The foundation of Indraprastha—Delhi was known as Indraprastha during the times of the Mahabharat period—is well known. Successive waves of incursions from the west, and internecine warfare, caused the gravity of power and the urban conglomerate of Delhi to shift towards resettlement on several occasions.

After the downfall of the Gupta empire, Yoginipura came into existence in the 10th century CE, followed by the Tomara dynasty, when in 1052 to 1060 CE Maharaja Anangpal II laid the foundation of the city of Dhillika or Dhilli, which finds mention in Bijolia and Sarban inscriptions. Anangpal Tomar had built Lal Kot, the supposedly original ‘red fort’ in the present day Mehrauli region. Anangpal Tomar II had built the Anang-Tal in south Delhi, which is now being revived by ministry of culture into an Amrit Sarovar.

Similarly, long before excavations started in the small city of Vadnagar, there were literary references to its ancient past. Various historical references attributed Vadnagar as Anartapura, Anandapur, Chamatkarpur, Skandpur and Nagaraka. The region finds its earliest mention in the second century CE inscription of Mahakshtrapa Rudradaman. Vadnagar was also one of major Buddhist centres in the country, similar to Kushinagar, Sarnath and Bodhgaya; Buddhist relics were found in the area that depict scenes from the Jataka tales, which are episodes from the Buddha’s life.

With Azadi Ka Amrit Mahotsav, the government of India is aiming at bringing to the forefront our hidden historical heritage. Amrit Kaal (next 25 years of independent India) is the time to realise that folklores are not always fictional. It is to realise that so many wrongs needs to be corrected. It is to realise that it is not our destiny to walk on the trodden path of previous governments. It is to realise that, yes, we can question why such steps were not taken earlier.
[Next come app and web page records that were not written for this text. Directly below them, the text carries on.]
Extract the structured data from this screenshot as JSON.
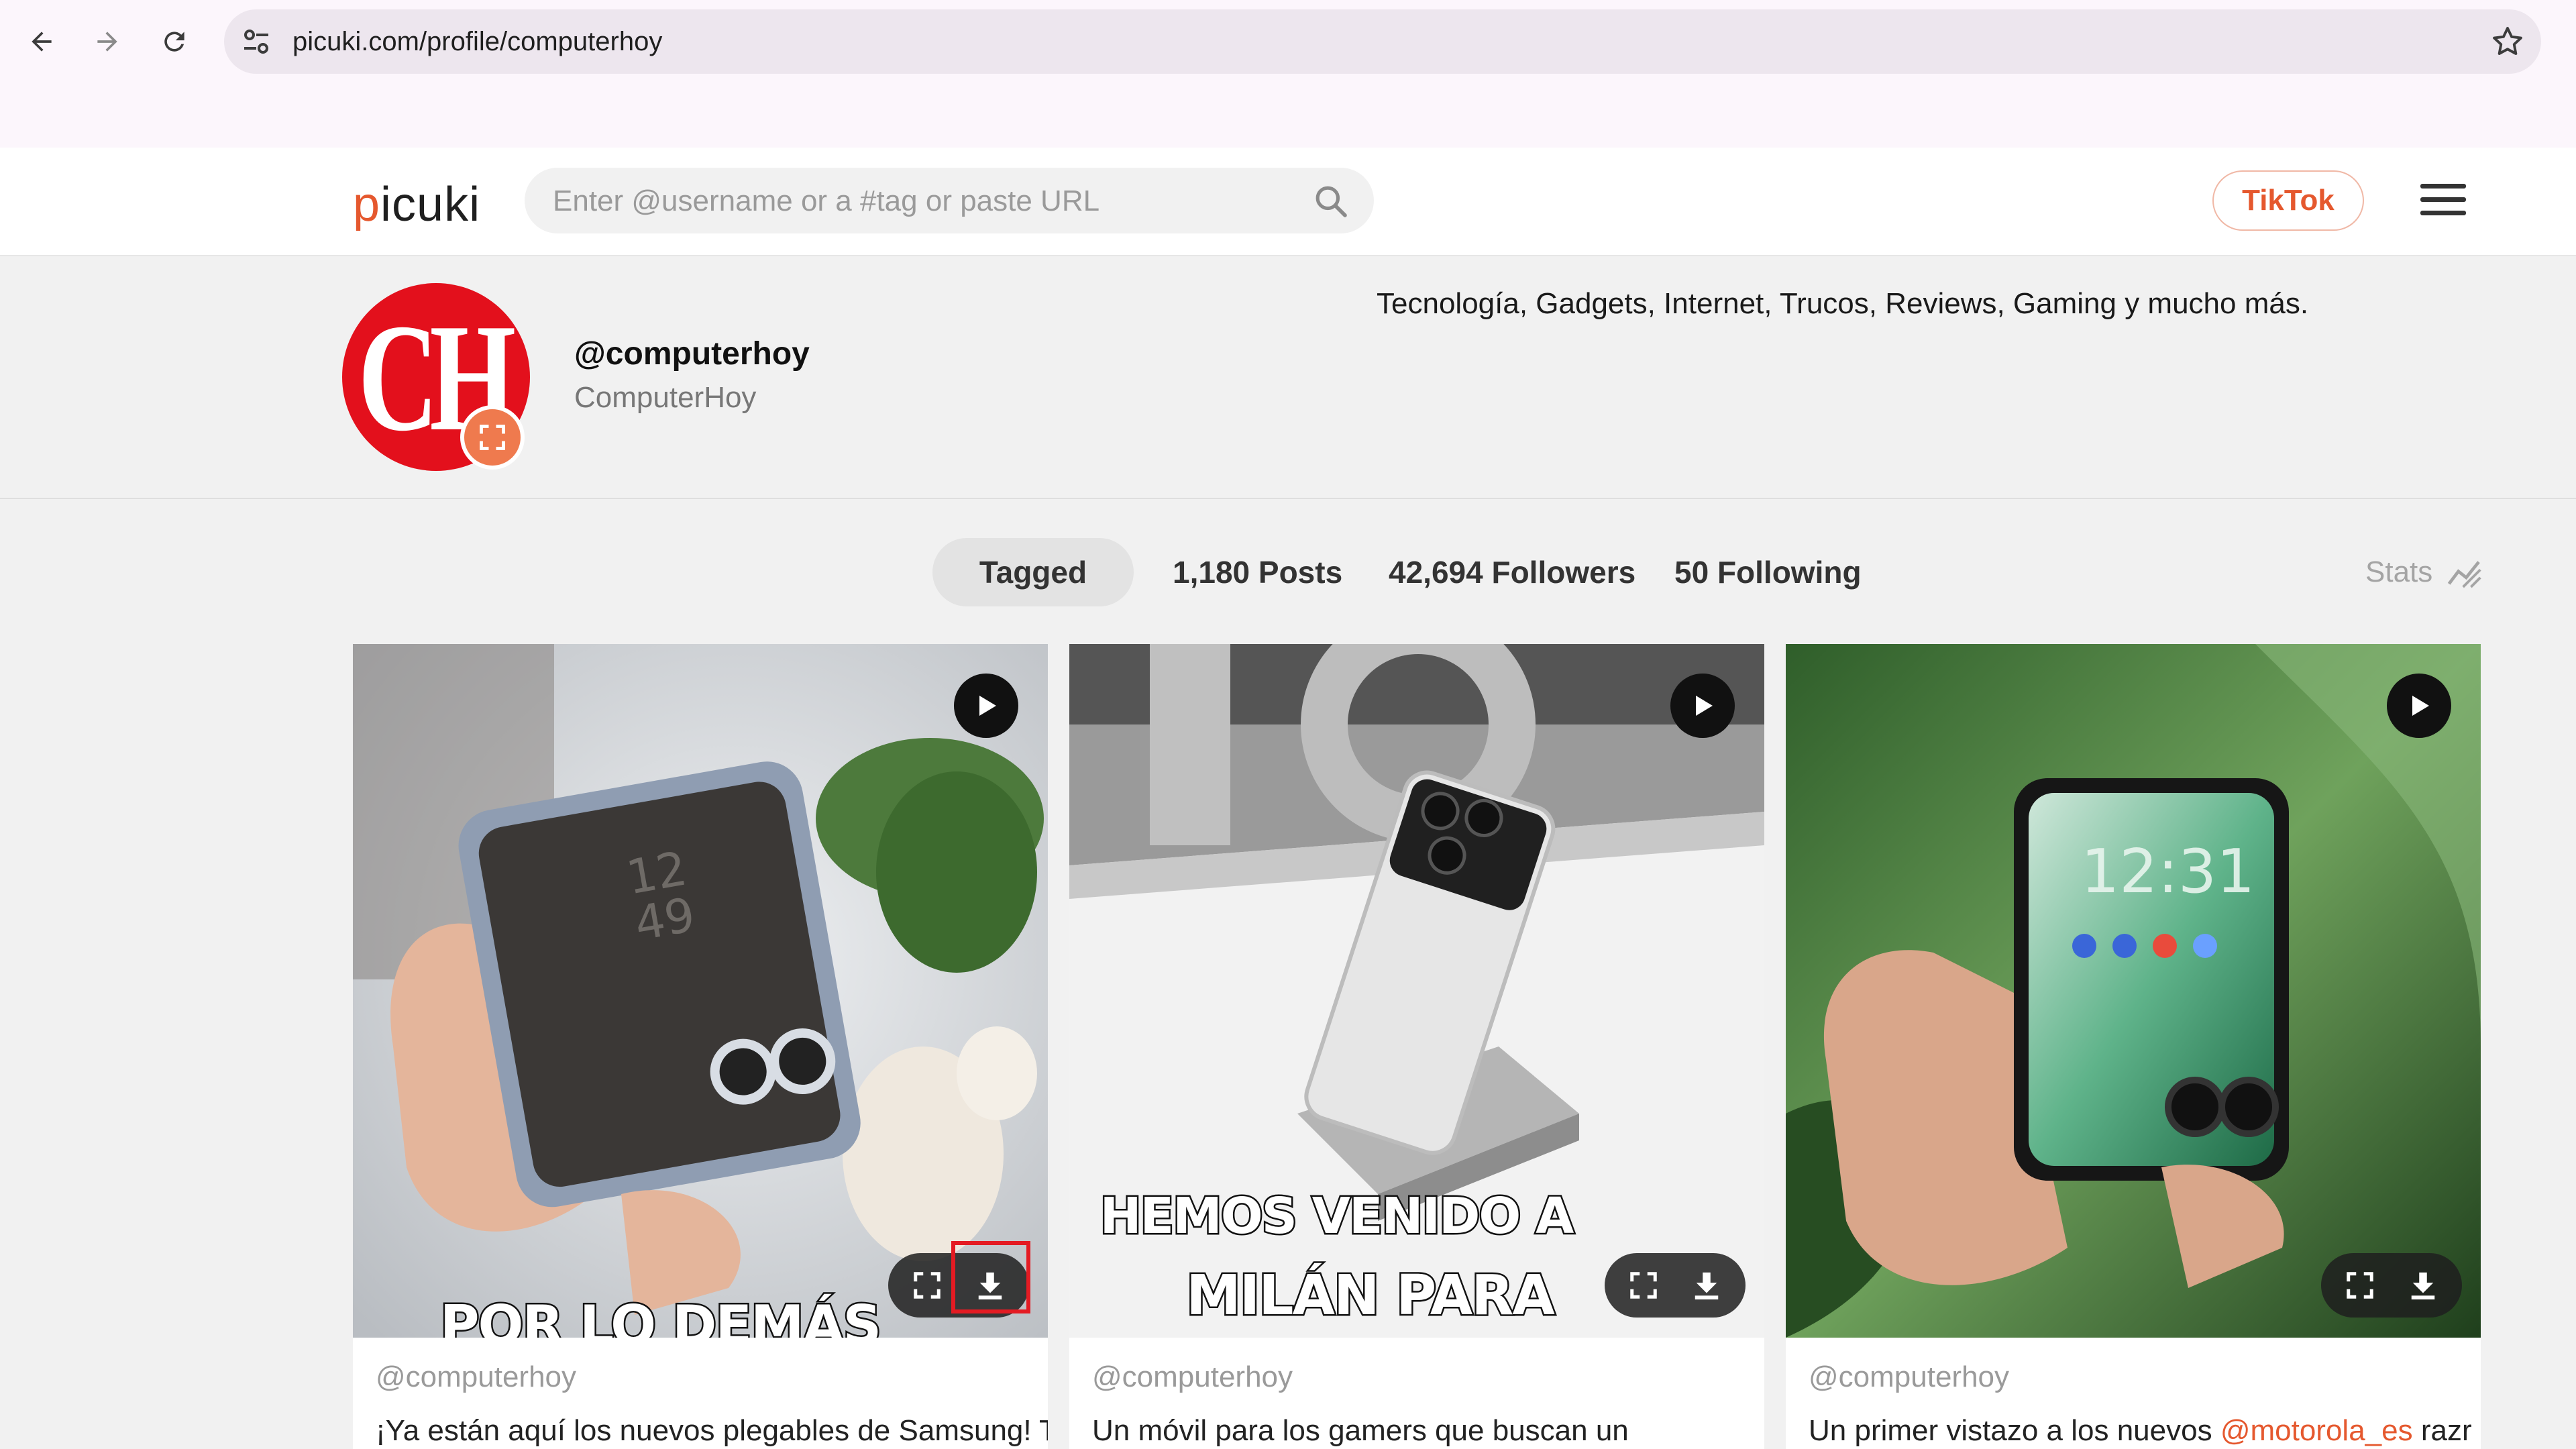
{
  "browser": {
    "url": "picuki.com/profile/computerhoy",
    "icons": [
      "back-icon",
      "forward-icon",
      "reload-icon",
      "site-info-icon",
      "bookmark-star-icon"
    ]
  },
  "header": {
    "logo": "picuki",
    "logo_first_letter": "p",
    "logo_rest": "icuki",
    "search_placeholder": "Enter @username or a #tag or paste URL",
    "tiktok_label": "TikTok",
    "accent_color": "#e5582e"
  },
  "profile": {
    "avatar_text": "CH",
    "handle": "@computerhoy",
    "name": "ComputerHoy",
    "bio": "Tecnología, Gadgets, Internet, Trucos, Reviews, Gaming y mucho más."
  },
  "stats": {
    "tagged": "Tagged",
    "posts": "1,180 Posts",
    "followers": "42,694 Followers",
    "following": "50 Following",
    "stats_label": "Stats"
  },
  "posts": [
    {
      "author": "@computerhoy",
      "overlay_lines": [
        "POR LO DEMÁS"
      ],
      "description_start": "¡Ya están aquí los nuevos plegables de Samsung! Te",
      "download_highlighted": true
    },
    {
      "author": "@computerhoy",
      "overlay_lines": [
        "HEMOS VENIDO A",
        "MILÁN PARA"
      ],
      "description_start": "Un móvil para los gamers que buscan un",
      "download_highlighted": false
    },
    {
      "author": "@computerhoy",
      "overlay_lines": [],
      "description_start": "Un primer vistazo a los nuevos ",
      "description_mention": "@motorola_es",
      "description_end": " razr",
      "download_highlighted": false
    }
  ]
}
It is to realise that the greatness of this country will not be hidden anymore.

Let us eagerly wait for the Amrit Sarovar at Anangtal, Mehrauli and Vadnagar to come to life, and become popular spots for the world to see; there is much more to our culture and history than just Taj Mahal.

Lekhi is Union minister of state for external affairs and culture.